Some look for happiness in their relationships… and yet even though they are loved and appreciated by their family, and respected by their colleagues, friends and neighbors, they find at times there is still an internal ache, a confusion of the soul about the state of their happiness.

Others believe if they can only land that special promotion, cross a special salary level or accomplish that ultimate career goal for their life they will achieve nirvana, that internal state of bliss and happiness they have been chasing their entire life. When they finally grab their ultimate prize, they find happiness is still on the horizon.

Some will spend their entire life in a passionate, almost desperate hunt for happiness. Jordan Peterson challenges that view on life. He states emphatically, “Life isn’t supposed to be happy or fair. Life is supposed to be meaningful.” HOLY SMOKES! Read that again… “Life isn’t supposed to be happy or fair. Life is supposed to be meaningful!” If you and I want to succeed in life, it has nothing to do with the cotton candy pursuit of something we think is “happiness”, and everything to do with spending each moment of our life pursuing meaning, and meaningful tasks, causes and experiences!

This challenge is so much more important for you as a leader! It is critical that as you lead yourself, your family, your work and your community that you are committed to doing so in a meaningful way. Leaders talk a lot about “vision”. What is vision but meaning with skin on it? For leaders to lead well, they must possess meaning and purpose in their own lives, and transfer that into their families, groups, work and world.


  • If you knew this was your final year live, what would be the top three things you would spend time doing?
  • What did you love doing as a child?
  • If you had to pick only one cause to donate to, what would it be?
  • What are you willing to fight for?
  • What would spend time, money and energy on even if you weren’t paid to do it?
  • If you were going to make the world a better place, what would be the first thing you would do?
  • What makes you so passionate you will skip sleep and meals to pursue it?

When you finish answering those questions, it will become painfully obvious what it is in your life that has meaning.
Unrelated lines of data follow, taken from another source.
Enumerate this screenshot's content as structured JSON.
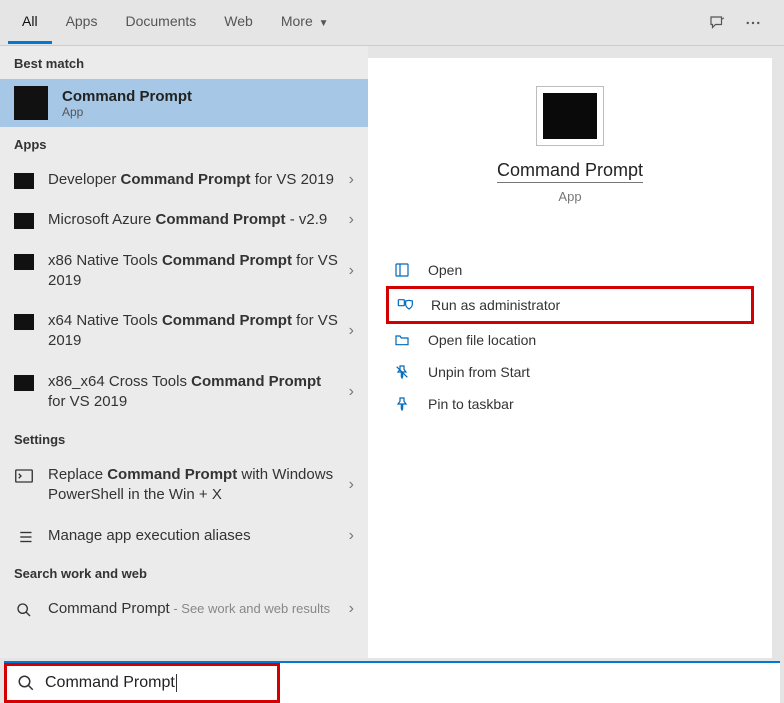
{
  "topbar": {
    "tabs": {
      "all": "All",
      "apps": "Apps",
      "documents": "Documents",
      "web": "Web",
      "more": "More"
    }
  },
  "sections": {
    "best_match": "Best match",
    "apps": "Apps",
    "settings": "Settings",
    "search_work_web": "Search work and web"
  },
  "best_match": {
    "title": "Command Prompt",
    "subtitle": "App"
  },
  "apps_results": {
    "r0": {
      "pre": "Developer ",
      "bold": "Command Prompt",
      "post": " for VS 2019"
    },
    "r1": {
      "pre": "Microsoft Azure ",
      "bold": "Command Prompt",
      "post": " - v2.9"
    },
    "r2": {
      "pre": "x86 Native Tools ",
      "bold": "Command Prompt",
      "post": " for VS 2019"
    },
    "r3": {
      "pre": "x64 Native Tools ",
      "bold": "Command Prompt",
      "post": " for VS 2019"
    },
    "r4": {
      "pre": "x86_x64 Cross Tools ",
      "bold": "Command Prompt",
      "post": " for VS 2019"
    }
  },
  "settings_results": {
    "s0": {
      "pre": "Replace ",
      "bold": "Command Prompt",
      "post": " with Windows PowerShell in the Win + X"
    },
    "s1": {
      "text": "Manage app execution aliases"
    }
  },
  "web_results": {
    "w0": {
      "text": "Command Prompt",
      "hint": " - See work and web results"
    }
  },
  "detail": {
    "title": "Command Prompt",
    "subtitle": "App",
    "actions": {
      "open": "Open",
      "run_admin": "Run as administrator",
      "open_loc": "Open file location",
      "unpin": "Unpin from Start",
      "pin_taskbar": "Pin to taskbar"
    }
  },
  "search": {
    "query": "Command Prompt"
  }
}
When you find it, chase it relentlessly. When you find it, give it priority. When you find it, just do it.

At the end of that journey, and at many points on the journey, THAT is where you will find real happiness!